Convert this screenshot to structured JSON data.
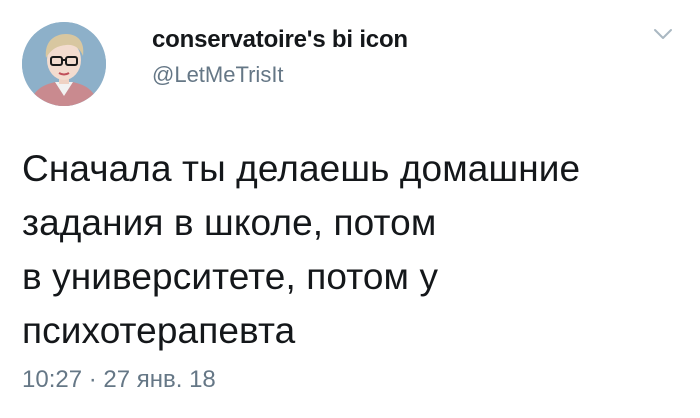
{
  "author": {
    "display_name": "conservatoire's bi icon",
    "handle": "@LetMeTrisIt"
  },
  "tweet": {
    "text_lines": [
      "Сначала ты делаешь домашние",
      "задания в школе, потом",
      "в университете, потом у",
      "психотерапевта"
    ],
    "timestamp": "10:27 · 27 янв. 18"
  },
  "icons": {
    "avatar": "avatar-profile-picture",
    "menu": "chevron-down-icon"
  },
  "colors": {
    "primary_text": "#14171a",
    "secondary_text": "#657786",
    "background": "#ffffff"
  }
}
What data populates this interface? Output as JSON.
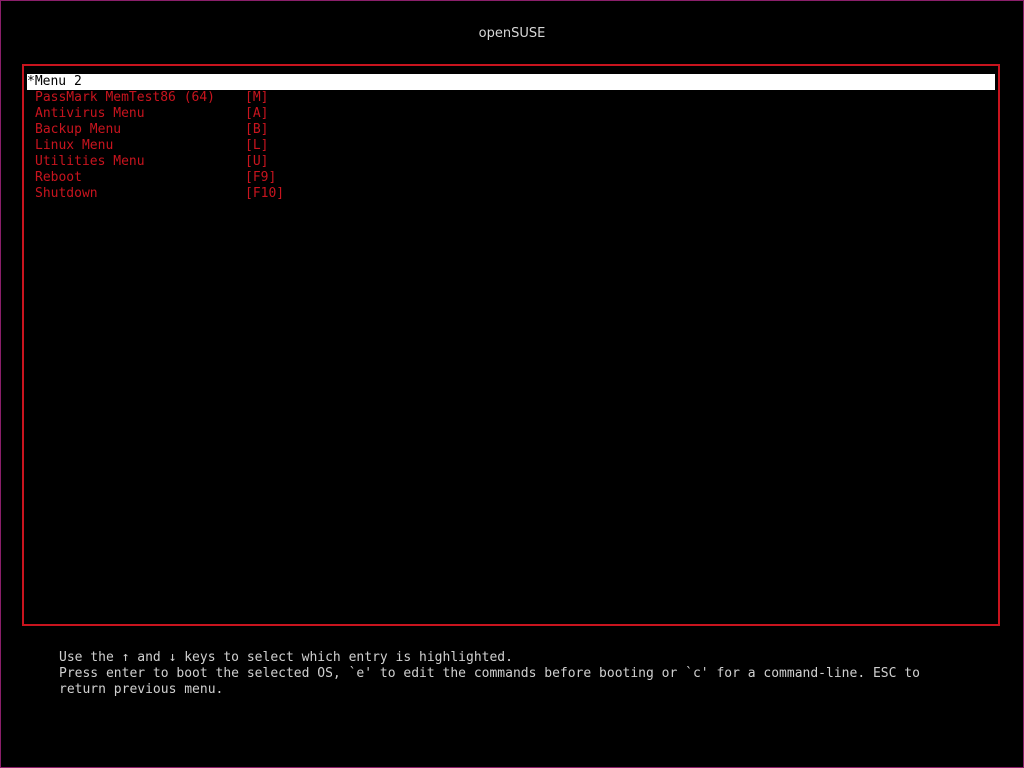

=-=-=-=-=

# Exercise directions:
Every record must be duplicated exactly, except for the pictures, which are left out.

# Response to this exercise:
Convert this screenshot to structured JSON data.
{
  "author": {
    "display_name": "conservatoire's bi icon",
    "handle": "@LetMeTrisIt"
  },
  "tweet": {
    "text_lines": [
      "Сначала ты делаешь домашние",
      "задания в школе, потом",
      "в университете, потом у",
      "психотерапевта"
    ],
    "timestamp": "10:27 · 27 янв. 18"
  },
  "icons": {
    "avatar": "avatar-profile-picture",
    "menu": "chevron-down-icon"
  },
  "colors": {
    "primary_text": "#14171a",
    "secondary_text": "#657786",
    "background": "#ffffff"
  }
}
What data populates this interface? Output as JSON.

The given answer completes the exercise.